▸ Work required
Show every line of the data that includes the word "header".

┌──

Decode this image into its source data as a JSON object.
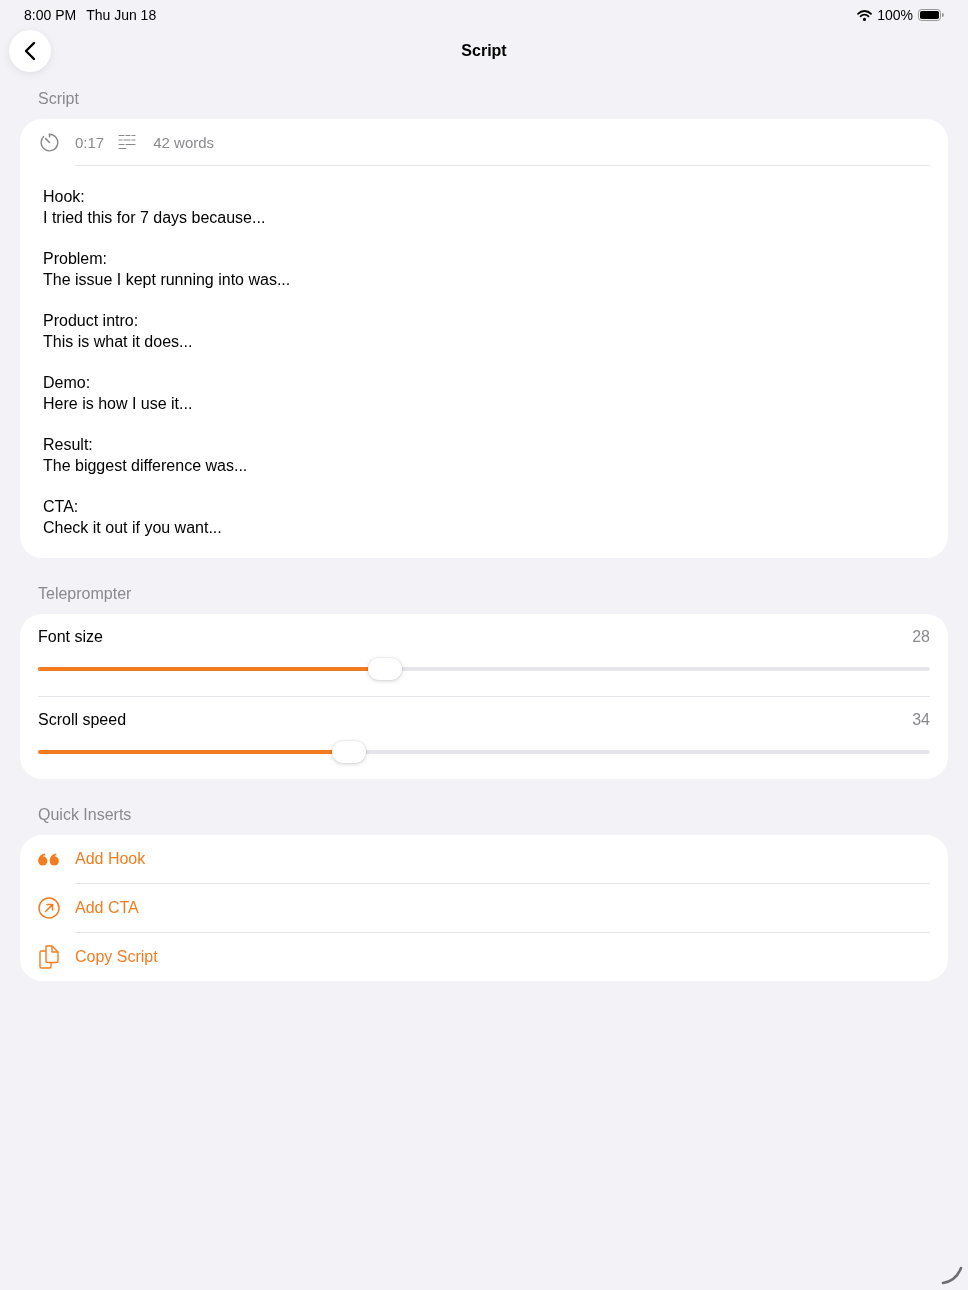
{
  "status_bar": {
    "time": "8:00 PM",
    "date": "Thu Jun 18",
    "battery": "100%"
  },
  "nav": {
    "title": "Script"
  },
  "script_section": {
    "header": "Script",
    "duration": "0:17",
    "word_count": "42 words",
    "blocks": [
      {
        "label": "Hook:",
        "text": "I tried this for 7 days because..."
      },
      {
        "label": "Problem:",
        "text": "The issue I kept running into was..."
      },
      {
        "label": "Product intro:",
        "text": "This is what it does..."
      },
      {
        "label": "Demo:",
        "text": "Here is how I use it..."
      },
      {
        "label": "Result:",
        "text": "The biggest difference was..."
      },
      {
        "label": "CTA:",
        "text": "Check it out if you want..."
      }
    ]
  },
  "teleprompter": {
    "header": "Teleprompter",
    "sliders": [
      {
        "label": "Font size",
        "value": "28",
        "level": 0.385
      },
      {
        "label": "Scroll speed",
        "value": "34",
        "level": 0.343
      }
    ]
  },
  "quick_inserts": {
    "header": "Quick Inserts",
    "items": [
      {
        "kind": "quote",
        "label": "Add Hook"
      },
      {
        "kind": "arrow",
        "label": "Add CTA"
      },
      {
        "kind": "copy",
        "label": "Copy Script"
      }
    ]
  }
}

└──

▸ The answer
    "header": "Script",
    "header": "Teleprompter",
    "header": "Quick Inserts",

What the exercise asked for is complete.